### Data records

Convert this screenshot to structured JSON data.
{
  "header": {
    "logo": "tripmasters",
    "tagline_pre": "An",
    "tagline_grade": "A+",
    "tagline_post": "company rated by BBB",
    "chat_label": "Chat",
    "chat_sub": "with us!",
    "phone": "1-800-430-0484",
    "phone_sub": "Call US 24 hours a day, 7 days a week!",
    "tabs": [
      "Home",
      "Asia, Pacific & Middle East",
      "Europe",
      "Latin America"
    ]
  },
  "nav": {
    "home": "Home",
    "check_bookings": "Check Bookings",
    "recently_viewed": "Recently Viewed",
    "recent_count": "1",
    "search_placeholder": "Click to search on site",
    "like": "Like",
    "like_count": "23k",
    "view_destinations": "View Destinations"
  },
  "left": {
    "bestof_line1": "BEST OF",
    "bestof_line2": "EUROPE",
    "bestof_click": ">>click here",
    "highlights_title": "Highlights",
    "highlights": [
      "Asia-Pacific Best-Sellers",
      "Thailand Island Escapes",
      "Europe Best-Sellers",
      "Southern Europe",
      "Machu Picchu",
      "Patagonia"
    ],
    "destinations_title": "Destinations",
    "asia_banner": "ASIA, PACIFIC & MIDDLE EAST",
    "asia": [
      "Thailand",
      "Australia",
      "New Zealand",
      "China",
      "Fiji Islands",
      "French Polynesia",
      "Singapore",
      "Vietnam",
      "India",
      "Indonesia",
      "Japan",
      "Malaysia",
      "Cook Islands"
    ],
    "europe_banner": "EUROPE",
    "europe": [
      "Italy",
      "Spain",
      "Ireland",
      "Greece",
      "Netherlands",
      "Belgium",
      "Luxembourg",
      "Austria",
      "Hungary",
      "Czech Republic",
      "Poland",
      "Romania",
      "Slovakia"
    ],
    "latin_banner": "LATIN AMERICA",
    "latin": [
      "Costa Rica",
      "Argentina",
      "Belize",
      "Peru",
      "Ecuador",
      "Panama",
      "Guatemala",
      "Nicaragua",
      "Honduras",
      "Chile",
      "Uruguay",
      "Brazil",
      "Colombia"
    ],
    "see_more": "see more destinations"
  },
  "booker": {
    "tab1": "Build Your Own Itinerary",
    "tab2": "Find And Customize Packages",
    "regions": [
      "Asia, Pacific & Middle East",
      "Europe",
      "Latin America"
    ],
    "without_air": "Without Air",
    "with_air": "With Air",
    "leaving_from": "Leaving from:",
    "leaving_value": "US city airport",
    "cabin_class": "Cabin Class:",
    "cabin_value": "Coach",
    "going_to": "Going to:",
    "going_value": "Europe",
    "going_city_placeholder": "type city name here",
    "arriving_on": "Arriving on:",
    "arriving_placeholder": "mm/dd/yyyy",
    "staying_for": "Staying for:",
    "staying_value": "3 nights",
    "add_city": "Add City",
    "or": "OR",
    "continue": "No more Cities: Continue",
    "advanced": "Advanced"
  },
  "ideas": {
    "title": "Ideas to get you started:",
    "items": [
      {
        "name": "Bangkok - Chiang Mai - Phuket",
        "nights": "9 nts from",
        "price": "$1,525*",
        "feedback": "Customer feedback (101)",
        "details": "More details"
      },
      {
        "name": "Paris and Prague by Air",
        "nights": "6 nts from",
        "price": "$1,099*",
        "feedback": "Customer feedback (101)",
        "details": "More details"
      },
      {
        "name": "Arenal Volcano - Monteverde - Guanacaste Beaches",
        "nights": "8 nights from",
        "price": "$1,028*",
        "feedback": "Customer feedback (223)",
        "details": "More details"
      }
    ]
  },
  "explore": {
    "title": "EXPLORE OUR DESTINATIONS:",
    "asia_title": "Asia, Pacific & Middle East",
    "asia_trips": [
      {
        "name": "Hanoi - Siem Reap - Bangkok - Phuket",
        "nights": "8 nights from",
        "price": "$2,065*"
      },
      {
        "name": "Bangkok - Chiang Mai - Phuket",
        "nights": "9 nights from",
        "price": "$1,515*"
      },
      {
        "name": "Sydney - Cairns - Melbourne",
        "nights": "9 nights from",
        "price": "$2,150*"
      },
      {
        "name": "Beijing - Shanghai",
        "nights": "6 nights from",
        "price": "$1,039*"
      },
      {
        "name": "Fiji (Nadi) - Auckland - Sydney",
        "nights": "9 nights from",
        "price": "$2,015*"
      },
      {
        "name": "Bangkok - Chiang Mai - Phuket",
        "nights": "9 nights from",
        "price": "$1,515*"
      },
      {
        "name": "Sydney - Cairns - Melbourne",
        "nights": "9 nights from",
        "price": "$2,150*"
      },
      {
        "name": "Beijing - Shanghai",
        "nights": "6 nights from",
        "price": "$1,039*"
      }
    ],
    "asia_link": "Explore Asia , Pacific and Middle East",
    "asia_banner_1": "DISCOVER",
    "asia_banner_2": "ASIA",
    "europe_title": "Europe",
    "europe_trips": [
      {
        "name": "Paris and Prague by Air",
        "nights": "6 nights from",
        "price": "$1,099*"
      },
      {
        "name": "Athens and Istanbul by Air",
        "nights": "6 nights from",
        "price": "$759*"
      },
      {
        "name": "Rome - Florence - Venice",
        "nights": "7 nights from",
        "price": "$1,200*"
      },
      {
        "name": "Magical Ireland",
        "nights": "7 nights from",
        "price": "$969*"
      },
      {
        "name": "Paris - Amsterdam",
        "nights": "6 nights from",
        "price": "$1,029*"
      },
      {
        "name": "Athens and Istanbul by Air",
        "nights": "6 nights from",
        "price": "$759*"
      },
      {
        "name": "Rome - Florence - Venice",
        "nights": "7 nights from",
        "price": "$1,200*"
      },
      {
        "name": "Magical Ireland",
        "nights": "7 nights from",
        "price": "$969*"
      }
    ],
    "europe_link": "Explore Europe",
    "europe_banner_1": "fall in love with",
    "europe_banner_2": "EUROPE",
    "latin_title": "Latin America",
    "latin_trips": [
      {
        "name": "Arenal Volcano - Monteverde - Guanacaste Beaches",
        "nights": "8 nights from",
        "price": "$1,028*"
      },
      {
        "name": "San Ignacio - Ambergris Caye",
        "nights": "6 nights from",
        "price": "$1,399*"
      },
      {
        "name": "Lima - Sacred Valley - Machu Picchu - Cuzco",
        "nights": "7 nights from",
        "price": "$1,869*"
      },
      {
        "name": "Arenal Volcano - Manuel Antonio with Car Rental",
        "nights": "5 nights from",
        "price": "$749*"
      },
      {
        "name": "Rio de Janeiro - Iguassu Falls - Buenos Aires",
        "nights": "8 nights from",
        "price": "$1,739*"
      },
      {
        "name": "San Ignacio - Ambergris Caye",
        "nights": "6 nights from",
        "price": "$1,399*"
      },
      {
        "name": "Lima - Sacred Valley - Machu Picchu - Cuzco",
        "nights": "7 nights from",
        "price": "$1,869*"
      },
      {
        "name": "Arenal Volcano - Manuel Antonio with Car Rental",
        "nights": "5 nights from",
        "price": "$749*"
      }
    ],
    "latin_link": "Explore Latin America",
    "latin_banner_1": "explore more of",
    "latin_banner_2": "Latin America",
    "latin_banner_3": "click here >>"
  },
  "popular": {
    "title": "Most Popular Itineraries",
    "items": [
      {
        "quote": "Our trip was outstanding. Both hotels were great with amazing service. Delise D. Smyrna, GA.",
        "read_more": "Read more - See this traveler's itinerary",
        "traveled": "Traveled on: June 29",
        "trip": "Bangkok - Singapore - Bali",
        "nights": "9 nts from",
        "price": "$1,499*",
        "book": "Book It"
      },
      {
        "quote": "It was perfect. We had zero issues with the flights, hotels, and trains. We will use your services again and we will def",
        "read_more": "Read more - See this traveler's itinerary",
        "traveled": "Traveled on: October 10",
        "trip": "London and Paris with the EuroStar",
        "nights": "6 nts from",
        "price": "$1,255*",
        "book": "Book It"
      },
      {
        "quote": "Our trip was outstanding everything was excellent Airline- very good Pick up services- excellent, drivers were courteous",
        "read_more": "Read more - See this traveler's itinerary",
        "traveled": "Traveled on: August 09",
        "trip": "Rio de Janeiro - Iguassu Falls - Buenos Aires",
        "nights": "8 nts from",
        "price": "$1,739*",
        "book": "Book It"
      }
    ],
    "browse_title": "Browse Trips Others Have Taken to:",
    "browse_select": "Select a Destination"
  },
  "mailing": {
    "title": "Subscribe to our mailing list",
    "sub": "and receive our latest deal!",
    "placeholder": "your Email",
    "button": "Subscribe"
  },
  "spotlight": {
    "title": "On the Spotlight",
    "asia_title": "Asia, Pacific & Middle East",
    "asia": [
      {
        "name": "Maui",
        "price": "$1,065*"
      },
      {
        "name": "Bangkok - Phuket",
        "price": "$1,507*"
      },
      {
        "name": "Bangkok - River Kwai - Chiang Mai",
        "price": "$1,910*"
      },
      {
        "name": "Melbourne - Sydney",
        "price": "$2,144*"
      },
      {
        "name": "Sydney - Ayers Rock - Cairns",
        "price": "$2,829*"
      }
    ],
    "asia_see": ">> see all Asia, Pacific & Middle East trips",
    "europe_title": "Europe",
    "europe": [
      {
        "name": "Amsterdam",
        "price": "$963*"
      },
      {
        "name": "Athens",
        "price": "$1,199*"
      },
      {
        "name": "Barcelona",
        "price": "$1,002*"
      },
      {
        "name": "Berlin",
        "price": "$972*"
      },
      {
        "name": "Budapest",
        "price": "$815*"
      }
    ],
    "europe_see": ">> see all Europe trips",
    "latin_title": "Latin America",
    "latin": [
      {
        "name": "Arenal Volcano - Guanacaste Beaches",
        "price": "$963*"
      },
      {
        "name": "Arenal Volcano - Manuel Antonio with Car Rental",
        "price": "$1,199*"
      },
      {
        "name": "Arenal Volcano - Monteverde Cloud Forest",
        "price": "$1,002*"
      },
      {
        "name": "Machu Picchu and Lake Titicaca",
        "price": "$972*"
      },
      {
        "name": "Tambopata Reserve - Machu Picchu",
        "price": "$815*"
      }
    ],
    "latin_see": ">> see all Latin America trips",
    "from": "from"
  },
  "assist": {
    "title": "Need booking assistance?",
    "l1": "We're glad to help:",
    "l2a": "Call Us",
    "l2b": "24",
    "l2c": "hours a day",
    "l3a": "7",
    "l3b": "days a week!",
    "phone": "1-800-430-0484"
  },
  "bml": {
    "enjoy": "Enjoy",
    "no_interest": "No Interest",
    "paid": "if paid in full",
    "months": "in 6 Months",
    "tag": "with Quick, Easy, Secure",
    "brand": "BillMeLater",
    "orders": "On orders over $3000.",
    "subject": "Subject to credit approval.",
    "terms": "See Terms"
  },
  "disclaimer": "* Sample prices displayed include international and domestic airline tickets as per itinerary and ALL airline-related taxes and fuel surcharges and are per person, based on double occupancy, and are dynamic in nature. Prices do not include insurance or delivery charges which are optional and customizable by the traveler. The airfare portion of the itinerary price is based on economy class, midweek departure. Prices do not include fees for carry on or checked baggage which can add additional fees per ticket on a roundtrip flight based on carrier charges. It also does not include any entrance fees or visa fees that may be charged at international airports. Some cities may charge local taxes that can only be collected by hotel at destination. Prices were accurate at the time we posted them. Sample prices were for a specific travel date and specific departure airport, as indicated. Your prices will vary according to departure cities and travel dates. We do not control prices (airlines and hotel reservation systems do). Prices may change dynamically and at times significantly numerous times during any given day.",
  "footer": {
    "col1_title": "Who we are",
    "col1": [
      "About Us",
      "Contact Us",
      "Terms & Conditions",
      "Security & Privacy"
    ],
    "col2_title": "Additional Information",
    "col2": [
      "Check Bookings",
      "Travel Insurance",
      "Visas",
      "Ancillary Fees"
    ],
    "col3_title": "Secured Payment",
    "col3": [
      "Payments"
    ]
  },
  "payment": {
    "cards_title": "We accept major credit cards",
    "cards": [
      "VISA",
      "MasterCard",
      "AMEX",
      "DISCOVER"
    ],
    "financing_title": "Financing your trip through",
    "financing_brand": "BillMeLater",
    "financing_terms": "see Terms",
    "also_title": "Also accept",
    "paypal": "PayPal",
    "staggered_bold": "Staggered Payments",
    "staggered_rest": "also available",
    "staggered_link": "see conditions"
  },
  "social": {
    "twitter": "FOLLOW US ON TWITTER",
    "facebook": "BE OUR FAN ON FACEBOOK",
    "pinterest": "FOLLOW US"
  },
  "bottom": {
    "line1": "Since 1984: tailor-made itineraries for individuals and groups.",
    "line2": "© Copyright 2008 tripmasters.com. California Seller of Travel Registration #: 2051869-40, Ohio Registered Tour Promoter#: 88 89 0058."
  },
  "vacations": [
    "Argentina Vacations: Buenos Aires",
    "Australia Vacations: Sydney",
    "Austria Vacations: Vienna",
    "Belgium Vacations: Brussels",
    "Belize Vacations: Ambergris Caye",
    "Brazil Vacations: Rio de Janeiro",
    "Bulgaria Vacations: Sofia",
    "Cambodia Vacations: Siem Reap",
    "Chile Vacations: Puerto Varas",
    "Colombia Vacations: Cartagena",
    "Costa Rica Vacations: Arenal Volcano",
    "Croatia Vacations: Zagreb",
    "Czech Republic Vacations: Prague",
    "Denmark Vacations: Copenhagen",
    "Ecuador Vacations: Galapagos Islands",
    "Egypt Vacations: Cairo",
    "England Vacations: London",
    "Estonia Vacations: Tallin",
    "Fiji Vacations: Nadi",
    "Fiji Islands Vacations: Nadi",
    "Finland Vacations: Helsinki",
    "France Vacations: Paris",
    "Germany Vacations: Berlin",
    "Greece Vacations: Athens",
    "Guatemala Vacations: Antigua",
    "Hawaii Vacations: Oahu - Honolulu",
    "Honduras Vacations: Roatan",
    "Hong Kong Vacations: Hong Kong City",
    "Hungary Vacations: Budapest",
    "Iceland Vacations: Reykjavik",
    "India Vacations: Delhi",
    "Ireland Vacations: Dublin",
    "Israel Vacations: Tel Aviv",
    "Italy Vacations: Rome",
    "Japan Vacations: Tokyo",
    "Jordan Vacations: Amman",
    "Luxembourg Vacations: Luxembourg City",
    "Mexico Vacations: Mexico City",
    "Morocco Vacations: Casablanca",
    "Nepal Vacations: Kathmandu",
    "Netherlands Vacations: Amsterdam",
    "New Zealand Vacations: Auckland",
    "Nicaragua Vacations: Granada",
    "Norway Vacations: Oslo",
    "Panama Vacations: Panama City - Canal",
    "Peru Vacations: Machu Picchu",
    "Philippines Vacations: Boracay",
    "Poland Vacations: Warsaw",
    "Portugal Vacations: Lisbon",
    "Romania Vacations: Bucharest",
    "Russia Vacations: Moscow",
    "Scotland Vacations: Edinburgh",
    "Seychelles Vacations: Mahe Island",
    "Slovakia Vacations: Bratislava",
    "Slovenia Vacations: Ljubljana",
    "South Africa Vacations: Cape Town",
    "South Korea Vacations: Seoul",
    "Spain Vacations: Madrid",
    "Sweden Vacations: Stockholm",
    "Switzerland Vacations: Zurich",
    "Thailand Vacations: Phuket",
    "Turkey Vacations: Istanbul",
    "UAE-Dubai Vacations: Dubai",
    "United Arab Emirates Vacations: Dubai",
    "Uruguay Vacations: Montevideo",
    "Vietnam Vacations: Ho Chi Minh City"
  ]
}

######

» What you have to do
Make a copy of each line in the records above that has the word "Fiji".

» Response to the exercise
      "Fiji Islands",
        "name": "Fiji (Nadi) - Auckland - Sydney",
    "Fiji Vacations: Nadi",
    "Fiji Islands Vacations: Nadi",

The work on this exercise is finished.